The scene was written as a playful, adolescent and mostly innocent indiscretion for the men, but set against something that has a gravity and severity they are disconnected from in every way. The important word was "tourists." I wanted to stress the novelty and foreignness of a sacred place to them and also the waning reality of the church as a social power. It was mostly important to illustrate their curiosity; that an ironic field trip to a cathedral is inevitably laced with an actual desire to interact with that place, however deeply that may be submerged in the sacrilege.

READ MORE: 'The Comedy' Director Rick Alverson On Provoking Audiences -- And Why His Next Movie Is About the Ku Klux Klan

"Assurance is a dangerous thing in movies."

There is a very important moment when the group diverges and Swanson, Tim's character, meanders off alone, however briefly.
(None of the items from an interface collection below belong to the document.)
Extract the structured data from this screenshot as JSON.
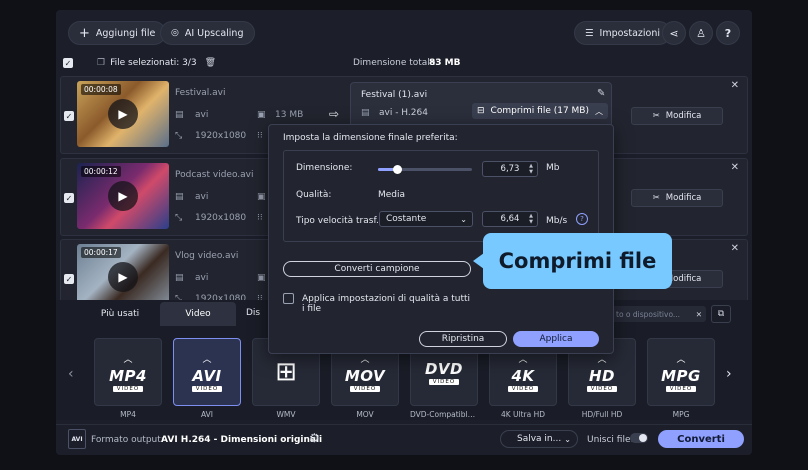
{
  "toolbar": {
    "add_files": "Aggiungi file",
    "ai_upscaling": "AI Upscaling",
    "settings": "Impostazioni"
  },
  "selection_bar": {
    "selected": "File selezionati: 3/3",
    "total_size_label": "Dimensione totale:",
    "total_size_value": "83 MB"
  },
  "files": [
    {
      "name": "Festival.avi",
      "duration": "00:00:08",
      "format": "avi",
      "size": "13 MB",
      "resolution": "1920x1080"
    },
    {
      "name": "Podcast video.avi",
      "duration": "00:00:12",
      "format": "avi",
      "resolution": "1920x1080"
    },
    {
      "name": "Vlog video.avi",
      "duration": "00:00:17",
      "format": "avi",
      "resolution": "1920x1080"
    }
  ],
  "edit_label": "Modifica",
  "output_card": {
    "filename": "Festival (1).avi",
    "codec": "avi - H.264",
    "compress": "Comprimi file (17 MB)"
  },
  "compress_popup": {
    "title": "Imposta la dimensione finale preferita:",
    "size_label": "Dimensione:",
    "size_value": "6,73",
    "size_unit": "Mb",
    "size_slider_fraction": 0.2,
    "quality_label": "Qualità:",
    "quality_value": "Media",
    "bitrate_type_label": "Tipo velocità trasf.:",
    "bitrate_type_value": "Costante",
    "bitrate_value": "6,64",
    "bitrate_unit": "Mb/s",
    "convert_sample": "Converti campione",
    "apply_all": "Applica impostazioni di qualità a tutti i file",
    "reset": "Ripristina",
    "apply": "Applica"
  },
  "callout": "Comprimi file",
  "format_tabs": {
    "popular": "Più usati",
    "video": "Video",
    "devices": "Dis"
  },
  "device_search_placeholder": "to o dispositivo...",
  "formats": [
    {
      "big": "MP4",
      "sub": "VIDEO",
      "label": "MP4"
    },
    {
      "big": "AVI",
      "sub": "VIDEO",
      "label": "AVI"
    },
    {
      "big": "",
      "sub": "",
      "label": "WMV"
    },
    {
      "big": "MOV",
      "sub": "VIDEO",
      "label": "MOV"
    },
    {
      "big": "DVD",
      "sub": "VIDEO",
      "label": "DVD-Compatible ..."
    },
    {
      "big": "4K",
      "sub": "VIDEO",
      "label": "4K Ultra HD"
    },
    {
      "big": "HD",
      "sub": "VIDEO",
      "label": "HD/Full HD"
    },
    {
      "big": "MPG",
      "sub": "VIDEO",
      "label": "MPG"
    }
  ],
  "bottom": {
    "output_label": "Formato output:",
    "output_value": "AVI H.264 - Dimensioni originali",
    "save_in": "Salva in...",
    "merge": "Unisci file:",
    "convert": "Converti"
  },
  "colors": {
    "accent": "#8fa0ff",
    "callout": "#78c9ff"
  }
}
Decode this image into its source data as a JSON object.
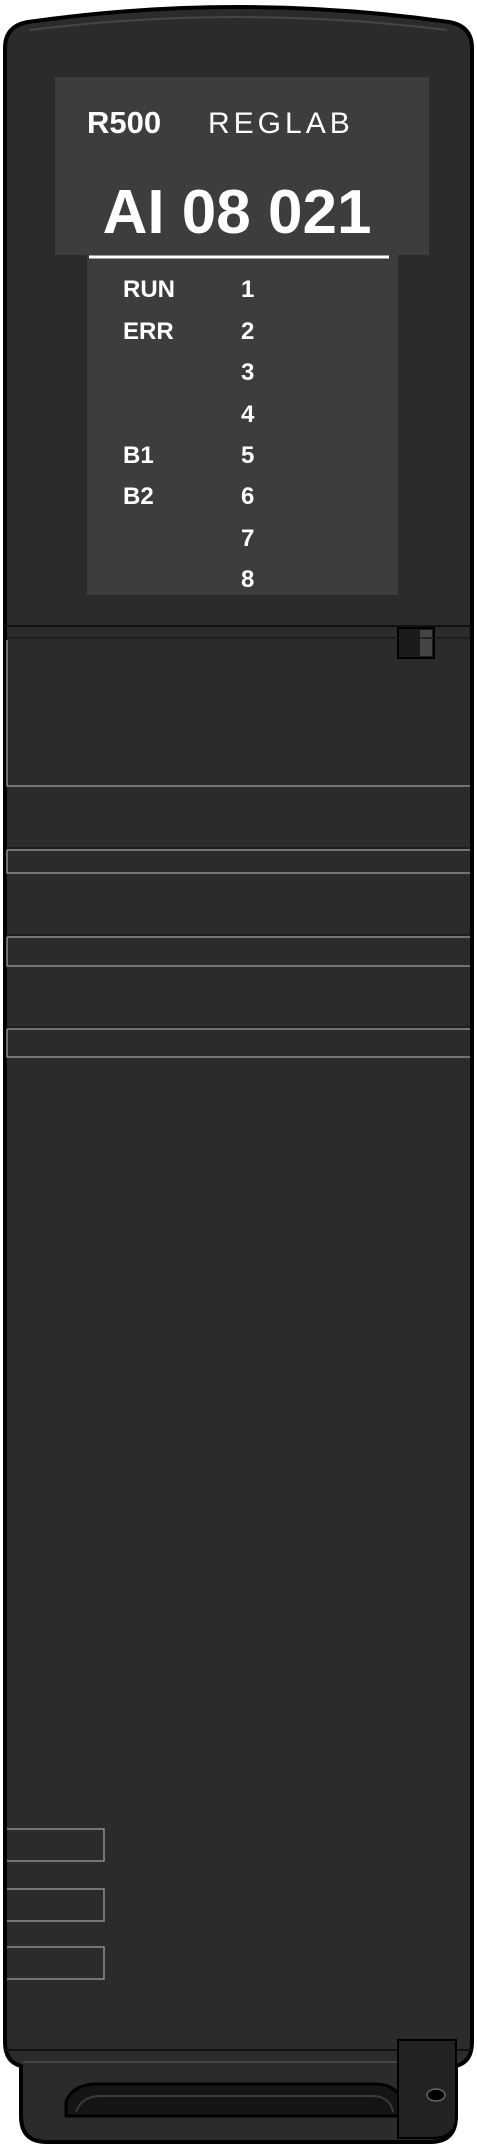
{
  "module": {
    "series": "R500",
    "brand": "REGLAB",
    "model_code": "AI 08 021",
    "status_indicators": [
      "RUN",
      "ERR",
      "",
      "",
      "B1",
      "B2",
      "",
      ""
    ],
    "channel_indicators": [
      "1",
      "2",
      "3",
      "4",
      "5",
      "6",
      "7",
      "8"
    ]
  },
  "colors": {
    "body": "#2b2b2b",
    "outline": "#000000",
    "label_panel": "#3d3d3d",
    "text": "#ffffff",
    "groove_line": "#8c8c8c"
  }
}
He sits and, for a moment, is objectively just a man in a pew in a church, his mind wandering as one's mind would in that place. He sees the bodies in the front of the cathedral, occupying their space. That was the important transition. It shouldn't need to be overwrought, it is a simple fact of place and silence. Those moments in the film are not without considerable importance. They are more appealing to me as humanizing elements than a face racked with tears and regret.

Initially the scene was much longer, and contained a protracted meditative moment with all the men. The camera panning across their faces much like it does at the slide show near the end of the movie. Then it showed the faces of the paritioners. I liked it very much and both my co-editor Michael Taylor and myself would have been happy with a 3 hour cut. It is difficult to say how those moments would change the film, what they would offset in some other place. Ultimately I opted, like with much of the movie, to tuck those humanizing ambiguities in the shadow of the louder irreverence. I wanted them to strike us only briefly, knowing that many people many not see them. To appease that instinct in a viewer for the obvious humanization and redemptive moment would have been to betray the thing, and let us walk away as assured as we have become accustomed to being in our consumption of media. Assurance is a dangerous thing in movies.


This article is related to: Rick Alverson, Video: In Their Own Words, Video, First Person






Check out Indiewire on LockerDome on LockerDome



Awards Season Spotlight

Contender Conversations

Indiewire celebrates the best and brightest from Independent film, Hollywood, and foreign cinema.

More